Letter 6 – Four Toothed Mason Wasp
Subject: Unidentified wasp? Location: Southeastern Ohio December 27, 2012 10:28 am This pollinator appeared for only a few days, feeding on the sedum in my garden in southeastern Ohio. Have not been able to find a photo of this particular critter. Maybe not a wasp? Signature: Toni Leland Dear Toni, Since we just learned that nearly a foot of snow has been dumped on eastern Ohio, we suspect this is not a real recent photo. If possible, can you let us know which month the sighting occurred? This is a Four Toothed Mason Wasp, Monobia quardidens, and according to BugGuide it is “Usually seen in open habitats with flowers” just as your email and photo indicates. BugGuide also notes it: “Usually nests in wood borings, but sometimes burrows in dirt banks. Sometimes takes over abandoned nests of carpenter bees or ground bees, also Sceliphron (mud dauber) cells. Nest is provisioned with caterpillars, and cells of nest are separated by mud partitions.” Daniel, I am no longer in Ohio, thank goodness! Yes, lots of snow, and yes, this photo was taken in September of 2010. Thanks very much for the ID. I do a lot of work with gardening sites and need to be as detailed as possible with my photos. Regards, Toni Leland http://www.tonileland.com
Over the years, our website, whatsthatbug.com has received hundreds of letters and some interesting images asking us about these insects. Scroll down to have a look at some of them.
Letter 1 – Mating Mason Wasps
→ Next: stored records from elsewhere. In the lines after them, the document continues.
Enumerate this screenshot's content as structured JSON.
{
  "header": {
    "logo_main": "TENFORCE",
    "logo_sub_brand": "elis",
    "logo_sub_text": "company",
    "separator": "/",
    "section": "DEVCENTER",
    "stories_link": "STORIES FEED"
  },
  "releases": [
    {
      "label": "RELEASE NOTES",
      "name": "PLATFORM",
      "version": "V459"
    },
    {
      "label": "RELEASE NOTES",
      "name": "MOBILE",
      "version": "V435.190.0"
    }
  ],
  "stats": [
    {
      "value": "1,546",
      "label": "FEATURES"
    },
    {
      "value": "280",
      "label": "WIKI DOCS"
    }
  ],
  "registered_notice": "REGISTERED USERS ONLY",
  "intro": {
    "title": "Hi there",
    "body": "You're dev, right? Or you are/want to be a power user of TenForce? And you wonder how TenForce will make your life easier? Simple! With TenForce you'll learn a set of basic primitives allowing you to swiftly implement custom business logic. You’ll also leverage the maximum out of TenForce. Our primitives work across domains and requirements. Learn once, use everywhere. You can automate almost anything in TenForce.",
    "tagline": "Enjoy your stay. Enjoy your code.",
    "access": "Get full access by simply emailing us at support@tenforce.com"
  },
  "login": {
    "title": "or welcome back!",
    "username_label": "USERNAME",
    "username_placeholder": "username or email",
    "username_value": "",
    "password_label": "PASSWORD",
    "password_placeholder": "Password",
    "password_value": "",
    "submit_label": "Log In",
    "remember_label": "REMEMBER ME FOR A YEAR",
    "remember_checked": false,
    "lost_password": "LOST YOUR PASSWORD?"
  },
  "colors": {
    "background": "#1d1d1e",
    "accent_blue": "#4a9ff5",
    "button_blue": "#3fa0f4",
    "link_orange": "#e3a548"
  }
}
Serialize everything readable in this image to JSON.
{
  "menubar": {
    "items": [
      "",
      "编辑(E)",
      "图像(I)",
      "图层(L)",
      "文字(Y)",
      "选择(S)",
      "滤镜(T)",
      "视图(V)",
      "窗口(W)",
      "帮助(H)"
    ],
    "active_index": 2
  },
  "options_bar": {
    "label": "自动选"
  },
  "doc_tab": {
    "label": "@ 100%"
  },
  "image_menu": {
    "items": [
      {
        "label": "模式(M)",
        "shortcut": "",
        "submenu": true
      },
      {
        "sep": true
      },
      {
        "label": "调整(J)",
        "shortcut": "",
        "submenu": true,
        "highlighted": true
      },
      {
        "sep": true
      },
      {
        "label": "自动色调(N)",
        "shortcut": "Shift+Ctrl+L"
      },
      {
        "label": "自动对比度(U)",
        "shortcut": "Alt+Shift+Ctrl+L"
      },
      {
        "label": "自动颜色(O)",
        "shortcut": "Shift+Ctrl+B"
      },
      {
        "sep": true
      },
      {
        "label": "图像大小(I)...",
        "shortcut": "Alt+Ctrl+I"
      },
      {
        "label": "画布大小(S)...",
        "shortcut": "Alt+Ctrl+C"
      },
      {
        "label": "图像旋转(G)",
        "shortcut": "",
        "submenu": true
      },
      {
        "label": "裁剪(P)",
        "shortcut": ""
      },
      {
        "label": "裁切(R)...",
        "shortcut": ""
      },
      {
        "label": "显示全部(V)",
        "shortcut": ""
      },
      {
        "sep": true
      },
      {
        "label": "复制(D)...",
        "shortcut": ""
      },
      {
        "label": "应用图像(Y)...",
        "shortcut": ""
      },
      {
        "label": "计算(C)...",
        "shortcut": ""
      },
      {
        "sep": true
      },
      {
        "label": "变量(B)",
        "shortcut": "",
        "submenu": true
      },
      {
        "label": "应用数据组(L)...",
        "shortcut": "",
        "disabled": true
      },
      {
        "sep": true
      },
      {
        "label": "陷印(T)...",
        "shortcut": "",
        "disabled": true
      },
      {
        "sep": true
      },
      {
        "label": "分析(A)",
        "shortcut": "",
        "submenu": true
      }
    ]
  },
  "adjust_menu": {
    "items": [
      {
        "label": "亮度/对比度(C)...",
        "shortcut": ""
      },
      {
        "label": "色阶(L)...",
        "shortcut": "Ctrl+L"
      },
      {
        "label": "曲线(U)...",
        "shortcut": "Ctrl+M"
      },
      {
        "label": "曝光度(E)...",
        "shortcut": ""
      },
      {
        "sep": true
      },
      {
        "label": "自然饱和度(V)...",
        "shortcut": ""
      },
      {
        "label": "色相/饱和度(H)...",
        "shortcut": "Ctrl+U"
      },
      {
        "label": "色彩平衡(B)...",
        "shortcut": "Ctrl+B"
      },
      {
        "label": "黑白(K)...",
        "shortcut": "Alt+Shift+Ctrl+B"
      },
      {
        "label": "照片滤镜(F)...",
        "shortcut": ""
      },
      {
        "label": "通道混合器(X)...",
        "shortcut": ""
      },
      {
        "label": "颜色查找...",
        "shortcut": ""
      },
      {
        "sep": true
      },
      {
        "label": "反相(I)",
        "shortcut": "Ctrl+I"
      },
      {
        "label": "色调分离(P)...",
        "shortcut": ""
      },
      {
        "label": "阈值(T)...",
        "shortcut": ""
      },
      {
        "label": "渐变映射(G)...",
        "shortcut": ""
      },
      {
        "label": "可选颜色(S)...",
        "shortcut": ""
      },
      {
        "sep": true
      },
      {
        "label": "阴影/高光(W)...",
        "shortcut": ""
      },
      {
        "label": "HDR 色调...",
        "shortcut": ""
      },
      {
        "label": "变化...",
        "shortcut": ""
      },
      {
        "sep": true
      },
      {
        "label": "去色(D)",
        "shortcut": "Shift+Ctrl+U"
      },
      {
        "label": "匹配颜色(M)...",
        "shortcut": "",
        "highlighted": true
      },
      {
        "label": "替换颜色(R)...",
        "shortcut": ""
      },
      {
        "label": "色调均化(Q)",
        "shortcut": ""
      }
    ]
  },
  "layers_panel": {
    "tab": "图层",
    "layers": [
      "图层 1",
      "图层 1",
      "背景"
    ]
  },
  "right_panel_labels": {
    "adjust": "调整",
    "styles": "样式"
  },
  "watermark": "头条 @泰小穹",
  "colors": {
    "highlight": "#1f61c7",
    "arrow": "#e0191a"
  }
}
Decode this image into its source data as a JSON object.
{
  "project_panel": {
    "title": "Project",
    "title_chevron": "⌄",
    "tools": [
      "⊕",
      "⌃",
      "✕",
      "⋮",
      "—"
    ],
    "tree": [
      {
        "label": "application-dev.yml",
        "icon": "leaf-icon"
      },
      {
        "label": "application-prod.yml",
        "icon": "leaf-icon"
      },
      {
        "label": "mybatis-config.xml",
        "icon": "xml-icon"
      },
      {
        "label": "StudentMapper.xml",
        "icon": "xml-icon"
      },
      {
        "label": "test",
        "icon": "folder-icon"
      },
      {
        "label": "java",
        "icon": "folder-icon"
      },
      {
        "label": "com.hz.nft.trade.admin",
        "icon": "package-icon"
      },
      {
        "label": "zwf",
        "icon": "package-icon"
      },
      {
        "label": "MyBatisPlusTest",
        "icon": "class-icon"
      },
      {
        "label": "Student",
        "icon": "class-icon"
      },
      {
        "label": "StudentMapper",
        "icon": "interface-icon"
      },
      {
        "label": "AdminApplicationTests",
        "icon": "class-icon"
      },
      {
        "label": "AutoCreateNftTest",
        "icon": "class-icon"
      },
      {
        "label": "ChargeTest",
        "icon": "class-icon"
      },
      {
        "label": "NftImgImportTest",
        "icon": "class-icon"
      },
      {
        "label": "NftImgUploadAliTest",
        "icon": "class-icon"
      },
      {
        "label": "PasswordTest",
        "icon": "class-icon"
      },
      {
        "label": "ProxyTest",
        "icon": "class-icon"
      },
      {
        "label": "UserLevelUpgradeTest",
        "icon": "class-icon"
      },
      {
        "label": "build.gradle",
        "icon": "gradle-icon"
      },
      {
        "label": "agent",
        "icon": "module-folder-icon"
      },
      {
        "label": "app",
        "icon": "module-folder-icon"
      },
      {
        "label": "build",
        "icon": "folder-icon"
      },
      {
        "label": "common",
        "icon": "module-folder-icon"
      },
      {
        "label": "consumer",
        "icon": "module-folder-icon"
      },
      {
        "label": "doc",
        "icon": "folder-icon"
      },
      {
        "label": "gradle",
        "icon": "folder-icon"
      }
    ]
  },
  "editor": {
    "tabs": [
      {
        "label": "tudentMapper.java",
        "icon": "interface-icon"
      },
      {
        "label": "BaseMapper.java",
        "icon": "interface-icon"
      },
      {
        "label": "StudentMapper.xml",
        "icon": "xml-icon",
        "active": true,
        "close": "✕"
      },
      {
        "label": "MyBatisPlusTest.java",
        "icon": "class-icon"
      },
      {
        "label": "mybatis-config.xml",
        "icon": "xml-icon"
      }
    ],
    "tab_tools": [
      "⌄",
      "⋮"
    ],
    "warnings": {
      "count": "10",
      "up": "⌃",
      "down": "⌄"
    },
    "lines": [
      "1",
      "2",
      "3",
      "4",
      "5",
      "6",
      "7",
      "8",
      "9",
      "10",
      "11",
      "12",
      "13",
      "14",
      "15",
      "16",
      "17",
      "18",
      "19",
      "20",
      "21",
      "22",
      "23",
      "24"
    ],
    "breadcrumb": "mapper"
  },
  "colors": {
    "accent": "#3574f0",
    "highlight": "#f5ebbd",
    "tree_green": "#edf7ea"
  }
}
hornets mating Hello, Saw these two mating, the one lying on its back was on top but by the time I got my camera it was in its death throes. Are these Bald Faced Hornets? Nancy Richlandtown , PA Springfield Township (Upper Bucks County) Hi Nancy, Your mating wasps are Mason Wasps, Monobia quadridens. They are nonaggressive solitary wasps. According to BugGuide: “Usually nests in wood borings, but sometimes burrows in dirt banks. Sometimes takes over abandoned nests of carpenter bees or ground bees, also Sceliphron (mud dauber) cells. Nest is provisioned with caterpillars, and cells of nest are separated by mud partitions. “